The Cube (or Cubic) Houses are a series of unusual house design located in Rotterdam, Netherlands. They were conceived and constructed in the 1970s by architect Piet Blom as a response to the request from town planners for housing to be built on top of a pedestrian bridge. Blom had already built similar houses in the town of Helmand and so chose to repeat the design in Rotterdam.
Blom intended that the triangular peak of each of house would represent the top of a tree, with the asymmetrical design of the 40 cubic houses connected together representing an abstract forest.
The cubes comprise concrete floors and pillars and wooden framing, and sit tilted on a hexagonal base. The interior of the houses are divided into three levels accessed by a narrow staircase.
The walls and windows are angled at 54.7 degrees which provides good views of the surrounding area. However, the houses have been criticised for their lack of available space as, despite a total area of 100 sq. m, the angled structure means that only 25 sq. m is actually usable.
 Related articles on Designing Buildings Wiki
- Building of the week series.
- Cabin Straumsnes, Norway
- Calakmul Corporate Building, Mexico.
- Dunmore Pineapple.
- Gentle Genius.
- Habitat 67.
- Loyly, Finland.
- Ministry of Transportation Building, Georgia.
- Nakagin Capsule Tower.
- Unusual building design of the week.
- Upside Down House, Poland.
Featured articles and news
Sadiq Khan publishes a new development strategy for the capital.
In the week of the momentous Heathrow decision, we look back at the development and design of T5.
BSRIA’s flagship event will address performance and wellbeing beyond compliance.
Young Architects and Developers Alliance launched to build the relationship between the two disciplines.
BS 8536-2:2016 Design and construction: Code of practice for asset management (Linear and geographical infrastructure).
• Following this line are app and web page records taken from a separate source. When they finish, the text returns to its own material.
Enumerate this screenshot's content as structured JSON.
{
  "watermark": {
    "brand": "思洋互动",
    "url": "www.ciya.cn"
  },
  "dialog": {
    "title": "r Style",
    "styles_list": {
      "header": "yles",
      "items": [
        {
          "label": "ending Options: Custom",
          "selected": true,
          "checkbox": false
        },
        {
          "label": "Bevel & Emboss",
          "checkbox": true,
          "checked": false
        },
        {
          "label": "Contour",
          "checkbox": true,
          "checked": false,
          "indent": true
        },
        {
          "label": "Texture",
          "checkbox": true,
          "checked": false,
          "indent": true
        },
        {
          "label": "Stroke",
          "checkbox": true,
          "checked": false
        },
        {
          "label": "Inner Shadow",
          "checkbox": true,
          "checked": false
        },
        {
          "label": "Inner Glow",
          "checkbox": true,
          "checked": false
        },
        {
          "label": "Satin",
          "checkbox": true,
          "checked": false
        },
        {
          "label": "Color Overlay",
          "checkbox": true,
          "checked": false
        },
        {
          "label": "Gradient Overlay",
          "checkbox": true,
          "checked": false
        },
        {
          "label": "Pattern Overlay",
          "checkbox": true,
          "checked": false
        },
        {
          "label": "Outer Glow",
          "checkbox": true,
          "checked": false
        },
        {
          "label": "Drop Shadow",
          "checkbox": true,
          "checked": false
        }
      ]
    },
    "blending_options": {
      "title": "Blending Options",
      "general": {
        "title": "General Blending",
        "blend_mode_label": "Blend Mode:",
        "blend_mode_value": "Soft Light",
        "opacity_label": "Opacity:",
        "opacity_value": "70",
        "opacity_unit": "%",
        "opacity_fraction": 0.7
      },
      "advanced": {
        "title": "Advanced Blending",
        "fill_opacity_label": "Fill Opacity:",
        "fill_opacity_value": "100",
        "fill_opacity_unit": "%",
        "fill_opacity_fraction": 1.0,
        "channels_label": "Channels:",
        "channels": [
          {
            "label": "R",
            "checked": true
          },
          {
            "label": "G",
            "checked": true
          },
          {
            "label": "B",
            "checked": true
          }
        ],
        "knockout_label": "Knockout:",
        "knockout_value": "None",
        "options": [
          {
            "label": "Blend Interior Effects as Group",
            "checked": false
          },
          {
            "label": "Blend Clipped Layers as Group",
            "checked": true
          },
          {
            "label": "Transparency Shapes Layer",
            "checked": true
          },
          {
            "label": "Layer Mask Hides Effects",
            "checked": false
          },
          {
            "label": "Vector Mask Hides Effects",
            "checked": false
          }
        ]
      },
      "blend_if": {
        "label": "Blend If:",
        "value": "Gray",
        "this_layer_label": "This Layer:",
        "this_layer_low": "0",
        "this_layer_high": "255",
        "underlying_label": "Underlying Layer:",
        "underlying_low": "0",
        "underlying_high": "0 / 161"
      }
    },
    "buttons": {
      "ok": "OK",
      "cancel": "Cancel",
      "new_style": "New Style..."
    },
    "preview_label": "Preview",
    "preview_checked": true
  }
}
Paying for off-site goods or materials can be useful, but it puts the client at risk.
People power can be transformative if properly informed and inspired.
ZHA win competition to build an Urban Heritage Administration Centre in Saudi Arabia.
Leaps, not steps, are needed to avoid a ticking time bomb, say BRE in response to Farmer Review.
A multi-purpose hall in France covered in a translucent orange membrane.
Winning designs revealed for a rock formation-influenced residential complex in Rennes.
An article explaining the techniques, regulations and environmental impacts of carbon capture and storage.
Watch one of the first documentaries by the acclaimed Adam Curtis, examining the substandard system building of the 1960s.